While the seven Almond Queen candidates – Michelle Ambrose, Kate Balatore, Kamie Goforth, Courtney Netjes, Alexsandra Peralta, Kimberly Stegner, and Camila Sweaney – all made their walk past the judges modeling off clothes from Grace and Daniel inside of Modesto’s McHenry Village, a handful of residents also strutted their stuff in clothes that ranged from designer jeans to Italian-made dress wear.

“What’s great about this is that it’s become another event in the Almond Blossom Festival,” said event co-chair Shirley Jorgensen.

“Everybody comes out to support the queen contestants and those brave enough to model, and it really makes for a good event.”

Sponsoring models this year were Kenneth’s Fine Menswear in Modesto, Tractor Supply Co. in Ripon, Kindergarten Boutique in Ripon, and Fashion Bug and Kohl’s from Manteca.

Besides the queen contestants, Pratt was joined on the runway by Laurel Rourick, Kim and Michael Solano, Eli and Nathan Day, Kim, Keith, and Braydon Haines, and Yolonda, Miranda, and Madison O’Brien.

According to Soroptimist Debbie Marlow who enjoyed the show from the seats, part of the draw that has helped make the event a hit every year is the fact that it promotes a fun family atmosphere where people can just enjoy themselves.
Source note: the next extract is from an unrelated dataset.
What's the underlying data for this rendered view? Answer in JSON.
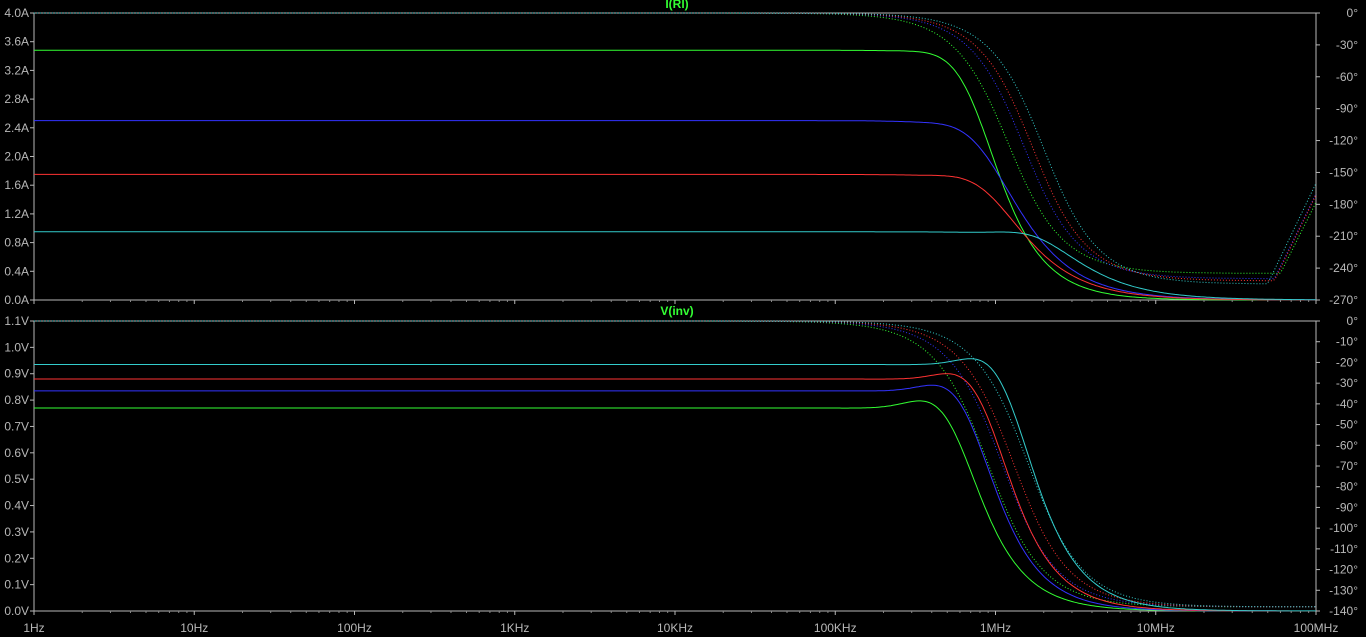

“It’s a great night of entertainment for not very much money, and you get the chance to see people right here from your community participating and having a good time,” Marlow said. “It’s also become another part of the Almond Blossom Festival, and I think that people enjoy socializing when it comes to things like this.”